Last Updated on April 21, 2022
You’re speculating a gorgeous tree with lushes leaves and layered branches in your garden. You come again to see it the next day, and behold! An enormous network of spider webs awaits you!
Why did this happen but more importantly, who did this? Are spiders to be held accountable for this, or is this the work of an army of silent insects? It’s time to find out!
P.s: Here’s a quick video to answer all your questions!
Table of Contents
What Causes These Giant Spider Webs to Form in My Trees?
These ‘spider webs’ aren’t spider webs at all! They are, in fact, the work of Hyphantria Cunea, better known as the fall webworm. The fall webworm is often confused with the East Tent Caterpillar. Both these species form webs on trees but of different consistencies and traits.
Webworms or Eastern Tent caterpillars leave a thick trail of webs while they munch on fruit trees. Even though these creatures feed on a large array of trees, their most favorite one is the black cherry tree. Black cherry trees can encounter a serious infestation of webworms or Eastern Tent caterpillars as their branches get extensively laden with webs.
What are Fall Webworms?
The Fall Webworm is a white-colored moth and is sometimes referred to as a pest. They are called ‘fall’ webworms because they feed extensively on trees during the fall season.
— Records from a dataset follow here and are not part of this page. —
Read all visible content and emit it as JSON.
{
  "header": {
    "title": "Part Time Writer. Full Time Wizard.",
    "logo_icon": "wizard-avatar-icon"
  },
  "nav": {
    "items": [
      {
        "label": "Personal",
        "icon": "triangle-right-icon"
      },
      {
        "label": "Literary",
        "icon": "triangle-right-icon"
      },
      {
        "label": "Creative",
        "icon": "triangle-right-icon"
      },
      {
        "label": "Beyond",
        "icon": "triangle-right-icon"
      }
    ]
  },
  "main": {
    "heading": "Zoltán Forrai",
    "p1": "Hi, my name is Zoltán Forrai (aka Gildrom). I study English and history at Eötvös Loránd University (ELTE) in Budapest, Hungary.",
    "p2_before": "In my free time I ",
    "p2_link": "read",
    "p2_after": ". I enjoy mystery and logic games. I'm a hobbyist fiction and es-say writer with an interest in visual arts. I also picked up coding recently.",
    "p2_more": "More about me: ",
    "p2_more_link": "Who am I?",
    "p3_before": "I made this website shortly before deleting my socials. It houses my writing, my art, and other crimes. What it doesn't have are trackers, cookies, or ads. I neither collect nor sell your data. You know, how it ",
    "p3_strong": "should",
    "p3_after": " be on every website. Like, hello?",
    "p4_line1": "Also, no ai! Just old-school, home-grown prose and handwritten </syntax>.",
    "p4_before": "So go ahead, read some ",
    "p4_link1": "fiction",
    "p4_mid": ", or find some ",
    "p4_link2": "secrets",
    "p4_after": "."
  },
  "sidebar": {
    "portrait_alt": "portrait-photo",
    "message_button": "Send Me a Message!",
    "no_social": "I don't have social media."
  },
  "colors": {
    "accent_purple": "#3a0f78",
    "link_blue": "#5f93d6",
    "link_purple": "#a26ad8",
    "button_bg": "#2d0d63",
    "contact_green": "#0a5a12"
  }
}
So if you’re encountering webs on your trees during the late summer or fall season, it is most probably the works of a fall webworm.
This webworm is gregarious and ectothermic by nature. It forms webs that can trap heat inside. Their webs are relatively thin and loosely woven.
The fall webworms like to feed on wild cherry, sweetgum, mulberry, black walnut, oak, pecan, and hickory trees.
What are Eastern Tent Caterpillars?
The Eastern Tent Caterpillar or the or Malacosoma Americanum is also a moth. It is also called the lappet moth because it harbors fleshy lappets on either side of its body.
Eastern Tent Caterpillars are the most social species from the larvae family and like to form extensive colonies in trees.
These moths are more attracted to apple, crabapple, maple, and ash trees apart from the wild cherry trees. They are called ‘tent’ caterpillars because the webs they weave are thick and protective like a tent.
Unlike the Fall Webworms, these caterpillars like to feed during the spring.
Are These Webs Harmful to The Tree?
These webs aren’t exactly harmful to the trees. Their webbed network sources the food from the leaves trapped in the nest. So even though your tree loses leaves as these moths munch on them, it isn’t considered a ‘harmful’ activity.
If you find them unpleasant to look at, that’s another thing. We’ll get to that in a moment.
How to Get Rid of These Webs?
The easiest way to get rid of an infestation is by removing the entire colony down to the last bit. Take a rake or broom to detach the webs and place them in a bucket of soapy water.
If the infestation is extensive, you might have to pluck off the infected branches (prune them) or phone your local pest control organization for help.
Ask Away: The FAQ Section
As long as the trees are abundant with thick foliage, they won’t be harmed. However, small trees can face severe exfoliation and die once infested with webworms.
Webworms have a lifespan of about one year.